Your task: Looking at the entries underneath, work out how many lines contain "Inventario". Write only that number.

Web page and app entries:

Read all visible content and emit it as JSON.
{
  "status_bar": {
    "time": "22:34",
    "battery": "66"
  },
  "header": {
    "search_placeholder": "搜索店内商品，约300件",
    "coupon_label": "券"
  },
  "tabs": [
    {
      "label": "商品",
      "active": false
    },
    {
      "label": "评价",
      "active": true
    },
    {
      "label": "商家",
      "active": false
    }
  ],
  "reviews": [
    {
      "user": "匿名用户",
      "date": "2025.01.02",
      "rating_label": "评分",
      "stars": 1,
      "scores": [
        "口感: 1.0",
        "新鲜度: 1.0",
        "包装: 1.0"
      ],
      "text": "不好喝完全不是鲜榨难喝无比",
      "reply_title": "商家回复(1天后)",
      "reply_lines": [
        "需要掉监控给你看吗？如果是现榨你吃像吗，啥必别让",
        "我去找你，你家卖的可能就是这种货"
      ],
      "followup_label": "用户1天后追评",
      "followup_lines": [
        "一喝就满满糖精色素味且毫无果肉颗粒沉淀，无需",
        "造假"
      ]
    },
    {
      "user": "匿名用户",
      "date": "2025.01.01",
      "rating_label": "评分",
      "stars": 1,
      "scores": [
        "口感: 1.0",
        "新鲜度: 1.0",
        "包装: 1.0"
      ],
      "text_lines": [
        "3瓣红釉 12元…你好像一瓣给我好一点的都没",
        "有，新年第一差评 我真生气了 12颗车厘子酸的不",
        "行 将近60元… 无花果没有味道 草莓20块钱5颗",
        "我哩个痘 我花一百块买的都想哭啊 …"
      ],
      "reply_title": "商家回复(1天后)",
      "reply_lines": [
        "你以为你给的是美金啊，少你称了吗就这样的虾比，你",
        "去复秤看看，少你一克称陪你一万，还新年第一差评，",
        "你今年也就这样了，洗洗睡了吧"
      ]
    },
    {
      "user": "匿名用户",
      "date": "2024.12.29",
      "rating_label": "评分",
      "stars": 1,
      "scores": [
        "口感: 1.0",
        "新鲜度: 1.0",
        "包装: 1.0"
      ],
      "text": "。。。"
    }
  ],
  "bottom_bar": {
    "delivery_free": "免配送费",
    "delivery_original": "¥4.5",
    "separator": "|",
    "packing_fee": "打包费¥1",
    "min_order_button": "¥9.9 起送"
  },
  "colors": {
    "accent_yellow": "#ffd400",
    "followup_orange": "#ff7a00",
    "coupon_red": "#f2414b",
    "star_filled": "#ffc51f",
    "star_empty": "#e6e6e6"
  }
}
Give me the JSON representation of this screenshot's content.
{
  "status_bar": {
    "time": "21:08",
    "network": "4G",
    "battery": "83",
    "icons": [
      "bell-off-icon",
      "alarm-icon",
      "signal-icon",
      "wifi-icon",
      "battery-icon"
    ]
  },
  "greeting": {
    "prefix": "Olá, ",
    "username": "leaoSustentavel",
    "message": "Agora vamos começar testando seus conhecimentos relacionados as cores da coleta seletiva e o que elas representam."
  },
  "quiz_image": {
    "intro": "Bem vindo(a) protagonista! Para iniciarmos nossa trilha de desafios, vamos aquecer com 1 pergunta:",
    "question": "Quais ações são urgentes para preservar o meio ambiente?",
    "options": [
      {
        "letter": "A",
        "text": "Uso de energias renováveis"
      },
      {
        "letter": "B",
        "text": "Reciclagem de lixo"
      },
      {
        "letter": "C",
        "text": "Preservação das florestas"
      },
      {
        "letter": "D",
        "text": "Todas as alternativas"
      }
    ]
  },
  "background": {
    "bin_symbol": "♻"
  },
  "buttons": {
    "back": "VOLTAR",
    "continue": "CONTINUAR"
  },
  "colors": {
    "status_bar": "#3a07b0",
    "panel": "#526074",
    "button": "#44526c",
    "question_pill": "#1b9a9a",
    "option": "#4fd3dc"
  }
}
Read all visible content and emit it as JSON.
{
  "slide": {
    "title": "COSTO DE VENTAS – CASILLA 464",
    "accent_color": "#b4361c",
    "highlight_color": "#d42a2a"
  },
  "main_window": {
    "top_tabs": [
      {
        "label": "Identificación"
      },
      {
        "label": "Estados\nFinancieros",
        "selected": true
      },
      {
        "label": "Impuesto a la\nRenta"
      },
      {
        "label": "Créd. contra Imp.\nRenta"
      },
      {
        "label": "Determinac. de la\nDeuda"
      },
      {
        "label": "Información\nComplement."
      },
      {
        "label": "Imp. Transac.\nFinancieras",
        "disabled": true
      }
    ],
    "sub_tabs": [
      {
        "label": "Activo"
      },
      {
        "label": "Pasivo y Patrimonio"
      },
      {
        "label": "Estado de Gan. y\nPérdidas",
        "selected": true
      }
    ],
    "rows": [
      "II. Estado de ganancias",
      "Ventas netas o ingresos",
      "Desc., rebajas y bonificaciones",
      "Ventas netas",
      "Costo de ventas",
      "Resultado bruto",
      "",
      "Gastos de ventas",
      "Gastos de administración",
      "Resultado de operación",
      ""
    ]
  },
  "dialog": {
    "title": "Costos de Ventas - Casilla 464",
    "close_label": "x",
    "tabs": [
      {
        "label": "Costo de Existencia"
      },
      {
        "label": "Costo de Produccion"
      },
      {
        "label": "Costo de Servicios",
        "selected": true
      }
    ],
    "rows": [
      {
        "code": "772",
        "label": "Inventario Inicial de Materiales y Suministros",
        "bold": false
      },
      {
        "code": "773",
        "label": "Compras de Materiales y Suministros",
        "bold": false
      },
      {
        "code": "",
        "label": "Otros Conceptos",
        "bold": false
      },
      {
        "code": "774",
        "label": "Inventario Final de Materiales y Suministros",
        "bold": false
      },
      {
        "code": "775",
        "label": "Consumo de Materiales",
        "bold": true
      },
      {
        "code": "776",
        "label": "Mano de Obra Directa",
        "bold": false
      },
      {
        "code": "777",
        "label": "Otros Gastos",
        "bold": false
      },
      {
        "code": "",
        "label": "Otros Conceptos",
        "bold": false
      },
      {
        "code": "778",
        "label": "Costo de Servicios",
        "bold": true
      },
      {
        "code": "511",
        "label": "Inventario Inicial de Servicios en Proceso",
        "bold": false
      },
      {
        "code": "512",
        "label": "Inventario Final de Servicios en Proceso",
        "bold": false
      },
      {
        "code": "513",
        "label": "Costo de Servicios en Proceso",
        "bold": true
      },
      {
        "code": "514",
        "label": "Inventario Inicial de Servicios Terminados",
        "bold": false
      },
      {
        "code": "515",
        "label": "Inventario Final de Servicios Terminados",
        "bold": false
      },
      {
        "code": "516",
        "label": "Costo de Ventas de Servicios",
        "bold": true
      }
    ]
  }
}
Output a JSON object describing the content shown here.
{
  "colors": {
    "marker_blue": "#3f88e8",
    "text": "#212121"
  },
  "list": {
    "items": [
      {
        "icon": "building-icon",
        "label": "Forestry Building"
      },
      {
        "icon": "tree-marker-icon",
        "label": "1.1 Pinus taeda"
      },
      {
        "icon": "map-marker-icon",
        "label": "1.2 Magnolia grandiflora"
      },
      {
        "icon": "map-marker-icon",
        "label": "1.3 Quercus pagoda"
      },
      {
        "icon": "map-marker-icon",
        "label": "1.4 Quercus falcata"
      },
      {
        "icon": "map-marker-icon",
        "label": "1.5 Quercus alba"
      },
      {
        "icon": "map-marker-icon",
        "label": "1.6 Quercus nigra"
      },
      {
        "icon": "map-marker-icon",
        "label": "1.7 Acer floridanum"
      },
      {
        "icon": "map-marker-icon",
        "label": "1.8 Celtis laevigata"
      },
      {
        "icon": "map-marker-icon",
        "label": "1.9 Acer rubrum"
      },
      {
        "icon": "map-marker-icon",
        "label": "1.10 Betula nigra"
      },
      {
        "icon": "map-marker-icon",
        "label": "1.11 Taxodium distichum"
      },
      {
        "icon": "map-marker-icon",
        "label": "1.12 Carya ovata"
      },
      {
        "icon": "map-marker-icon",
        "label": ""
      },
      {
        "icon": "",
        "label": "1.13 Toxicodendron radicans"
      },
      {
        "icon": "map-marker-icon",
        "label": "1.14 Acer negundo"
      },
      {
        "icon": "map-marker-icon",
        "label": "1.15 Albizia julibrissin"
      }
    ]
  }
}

Result of this task: 6